It is the Winter Olympics in Sochi so a good moment to highlight two skating portraits.
The first and above is Henry Raeburn‘s The Reverend Robert Walker Skating on Duddingston Loch, better known by its shorter title The Skating Minister. This is one of Scotland’s best known paintings and considered an icon of Scottish Art. When you buy your Skating Minister coffee mug, fridge magnet, tea towel and mouse pad, the good staff of the National Gallery of Scotland gift shop will place your purchases in a Skating Minister adorned carrier bag.
The good reverend incidentally was a member of the Edinburgh Skating Club, the first figure skating club formed anywhere in the world. I find it amazing that such a club need be formed. That said the British are found of clubs and being Scotland doubtless this club would have been men only.
I digress. It has to be pointed there is an attribution controversy attached to this painting. In 2005, a curator from the Scottish National Portrait Gallery suggested that the painting was by a French artist Henri-Pierre Danloux. Highly controversial and the label next to the painting reads “Recent research has suggested that the picture was actually painted….by Henri-Pierre Danloux.” There has been passionate debate in the Edinburgh salons. I am Raeburn’s greatest fan. I want it to be indisputably attributed to him but to my eyes the Skating Minister does not appear to be part of his normal oeuvre.
A few years ago I visited the wonderful National Gallery of Washington and came across this portrait by one of America’s foremost portraitists. The Skater by Gilbert Stuart which was painted in London in 1782. I was really quite excited at the time because I immediately saw the similarity with Raeburn’s Skating Minister which I had grown up with.

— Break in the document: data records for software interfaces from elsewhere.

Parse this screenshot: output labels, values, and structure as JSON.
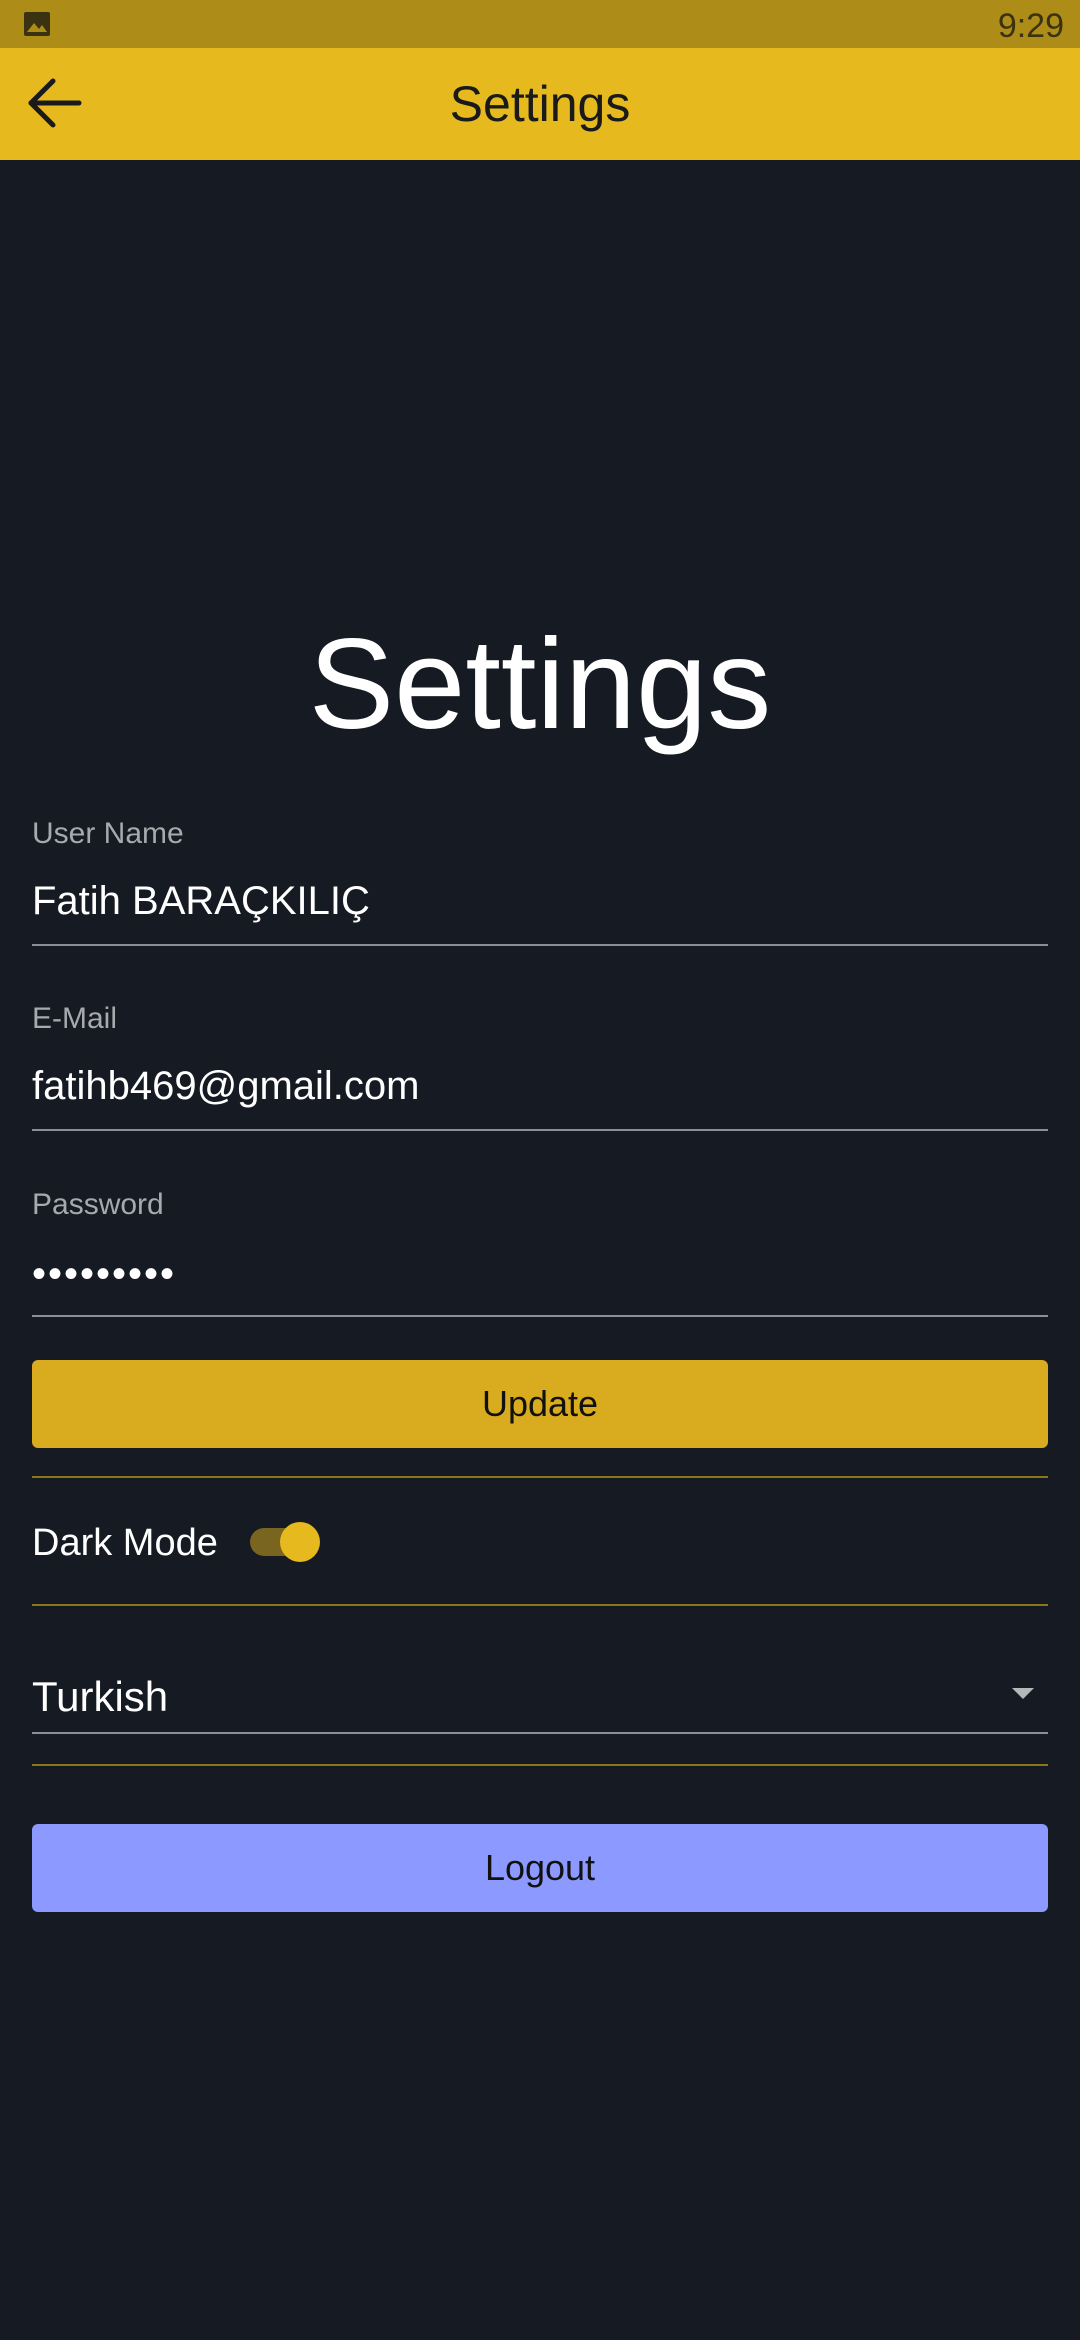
{
  "status_bar": {
    "time": "9:29",
    "notification_icon": "image-icon"
  },
  "app_bar": {
    "back_icon": "arrow-left-icon",
    "title": "Settings"
  },
  "page_title": "Settings",
  "form": {
    "username": {
      "label": "User Name",
      "value": "Fatih BARAÇKILIÇ"
    },
    "email": {
      "label": "E-Mail",
      "value": "fatihb469@gmail.com"
    },
    "password": {
      "label": "Password",
      "value": "•••••••••"
    }
  },
  "buttons": {
    "update": "Update",
    "logout": "Logout"
  },
  "dark_mode": {
    "label": "Dark Mode",
    "enabled": true
  },
  "language": {
    "selected": "Turkish"
  },
  "colors": {
    "background": "#161a22",
    "accent": "#e6b91e",
    "update_button": "#d9ab1f",
    "logout_button": "#8c9aff"
  }
}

It is thought that this painting may have influenced Raeburn’s later painting. Incidentally there are a few good Raeburns in the gallery too.

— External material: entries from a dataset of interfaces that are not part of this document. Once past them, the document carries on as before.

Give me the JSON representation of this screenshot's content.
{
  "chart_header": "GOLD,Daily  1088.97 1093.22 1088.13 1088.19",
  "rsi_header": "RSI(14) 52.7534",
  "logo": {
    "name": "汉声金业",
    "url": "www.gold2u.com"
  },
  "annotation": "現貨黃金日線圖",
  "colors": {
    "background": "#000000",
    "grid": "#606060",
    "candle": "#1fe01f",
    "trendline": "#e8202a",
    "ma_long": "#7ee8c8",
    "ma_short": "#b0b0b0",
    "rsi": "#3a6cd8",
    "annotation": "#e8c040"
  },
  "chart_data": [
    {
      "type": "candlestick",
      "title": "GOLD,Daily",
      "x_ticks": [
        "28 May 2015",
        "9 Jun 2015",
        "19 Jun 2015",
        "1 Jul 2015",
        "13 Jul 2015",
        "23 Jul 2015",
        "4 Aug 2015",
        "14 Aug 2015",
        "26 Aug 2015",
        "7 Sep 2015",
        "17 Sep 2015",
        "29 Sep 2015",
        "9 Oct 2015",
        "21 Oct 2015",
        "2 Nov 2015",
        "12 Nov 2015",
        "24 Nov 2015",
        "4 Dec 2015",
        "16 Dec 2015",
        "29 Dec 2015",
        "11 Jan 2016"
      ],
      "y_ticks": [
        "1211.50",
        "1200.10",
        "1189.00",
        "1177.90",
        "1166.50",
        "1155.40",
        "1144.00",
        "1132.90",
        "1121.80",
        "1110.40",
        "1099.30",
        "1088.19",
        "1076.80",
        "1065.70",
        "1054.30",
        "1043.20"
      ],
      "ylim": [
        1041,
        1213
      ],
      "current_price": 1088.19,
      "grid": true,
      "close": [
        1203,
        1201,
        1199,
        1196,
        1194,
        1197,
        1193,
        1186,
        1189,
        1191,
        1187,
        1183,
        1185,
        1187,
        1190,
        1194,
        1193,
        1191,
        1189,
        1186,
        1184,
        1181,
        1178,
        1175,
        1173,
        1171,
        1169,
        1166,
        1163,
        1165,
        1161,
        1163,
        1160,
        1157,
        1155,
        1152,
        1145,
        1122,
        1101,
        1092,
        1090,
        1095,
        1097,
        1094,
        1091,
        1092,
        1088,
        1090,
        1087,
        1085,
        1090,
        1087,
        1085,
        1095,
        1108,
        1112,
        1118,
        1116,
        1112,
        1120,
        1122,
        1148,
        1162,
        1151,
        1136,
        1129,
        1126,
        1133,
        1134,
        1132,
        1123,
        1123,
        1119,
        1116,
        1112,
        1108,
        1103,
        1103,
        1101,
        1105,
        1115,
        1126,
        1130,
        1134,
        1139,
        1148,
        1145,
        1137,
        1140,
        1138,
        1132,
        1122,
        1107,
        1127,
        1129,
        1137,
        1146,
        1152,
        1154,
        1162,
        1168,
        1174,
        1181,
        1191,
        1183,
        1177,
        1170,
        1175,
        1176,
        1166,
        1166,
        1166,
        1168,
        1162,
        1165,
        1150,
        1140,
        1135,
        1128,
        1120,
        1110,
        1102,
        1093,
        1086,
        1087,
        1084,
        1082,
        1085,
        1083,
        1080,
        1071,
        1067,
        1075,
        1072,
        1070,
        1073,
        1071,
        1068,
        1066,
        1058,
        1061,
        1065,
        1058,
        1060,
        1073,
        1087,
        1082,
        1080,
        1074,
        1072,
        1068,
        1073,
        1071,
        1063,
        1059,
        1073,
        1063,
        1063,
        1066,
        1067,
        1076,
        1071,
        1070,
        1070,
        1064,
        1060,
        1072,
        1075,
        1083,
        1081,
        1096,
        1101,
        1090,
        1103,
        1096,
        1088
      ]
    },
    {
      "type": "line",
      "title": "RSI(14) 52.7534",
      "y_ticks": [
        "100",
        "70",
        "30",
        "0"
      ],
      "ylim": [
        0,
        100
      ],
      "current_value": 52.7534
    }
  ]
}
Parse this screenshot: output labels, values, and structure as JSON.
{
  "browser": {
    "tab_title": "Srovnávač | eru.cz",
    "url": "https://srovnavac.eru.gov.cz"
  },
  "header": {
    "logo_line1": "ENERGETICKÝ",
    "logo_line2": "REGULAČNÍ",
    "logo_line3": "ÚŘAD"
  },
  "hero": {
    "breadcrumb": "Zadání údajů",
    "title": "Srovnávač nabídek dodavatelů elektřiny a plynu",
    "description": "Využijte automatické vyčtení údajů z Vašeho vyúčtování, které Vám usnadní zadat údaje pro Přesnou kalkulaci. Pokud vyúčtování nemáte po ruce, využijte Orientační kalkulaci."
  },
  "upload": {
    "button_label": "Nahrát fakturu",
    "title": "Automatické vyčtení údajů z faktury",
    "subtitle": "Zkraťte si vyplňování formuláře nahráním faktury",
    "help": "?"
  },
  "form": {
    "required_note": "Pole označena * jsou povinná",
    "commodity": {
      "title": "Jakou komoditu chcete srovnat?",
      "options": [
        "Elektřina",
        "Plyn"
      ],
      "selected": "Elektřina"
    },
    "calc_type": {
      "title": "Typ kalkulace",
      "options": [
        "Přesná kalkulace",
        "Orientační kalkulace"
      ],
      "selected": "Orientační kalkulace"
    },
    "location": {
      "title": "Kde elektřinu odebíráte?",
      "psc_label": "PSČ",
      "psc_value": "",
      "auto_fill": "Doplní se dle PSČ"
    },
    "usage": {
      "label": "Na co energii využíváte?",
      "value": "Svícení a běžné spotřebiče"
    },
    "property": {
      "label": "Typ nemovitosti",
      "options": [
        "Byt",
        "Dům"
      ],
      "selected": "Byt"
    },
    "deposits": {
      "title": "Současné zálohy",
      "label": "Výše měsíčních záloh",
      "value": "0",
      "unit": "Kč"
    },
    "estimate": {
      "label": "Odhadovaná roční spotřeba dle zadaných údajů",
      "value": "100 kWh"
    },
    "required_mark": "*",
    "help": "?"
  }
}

This portrait was immediately recognised for its originality and effectively launched Gilbert Stuart’s career and put putting him on a parity with Gainsborough and Reynolds his contemporaries.
I personally think this is Gilbert Stuart’s finest portrait but you are far more likely to be familiar with another.
Stuart painted George Washington in a series of iconic portraits. The most famous being The Athenaeum which is currently portrayed on US one dollar bills. Stuart never completed the original version. After finishing Washington’s face, the artist kept the original version (below) to make the copies.
If Scotland, god forbid, were to become independent and we must have our own currency, perhaps we do worse than adorn our notes with our very own Skating Minister. However the inescapable conjecture must be that he would be on very thin ice indeed.
I recently watched the HBO miniseries “Adams” which is really excellent. In it there was a scene depicting the delivery of two portraits by Gilbert Stuart of John and Abigail Adams to their farmhouse home in Massachusetts. John Adams much admired these paintings but it was a bittersweet moment because they were fully aware that the portraits had rejected for hanging in the White House. Adams was the first resident of the White House but at the time of handover he had badly fallen out with Thomas Jefferson his rival and successor. Later, after Jefferson’s own presidential terms ended, they became the closest of friends again maintaining a steady correspondence until the day of their deaths. Famously they both died on the same day, 4th July 1826, fifty years after the Declaration of Independence of which they were signatories. Gilbert Stuart’s portraits of John and Abigail Adams are to be found today in the National Gallery of Art, Washington.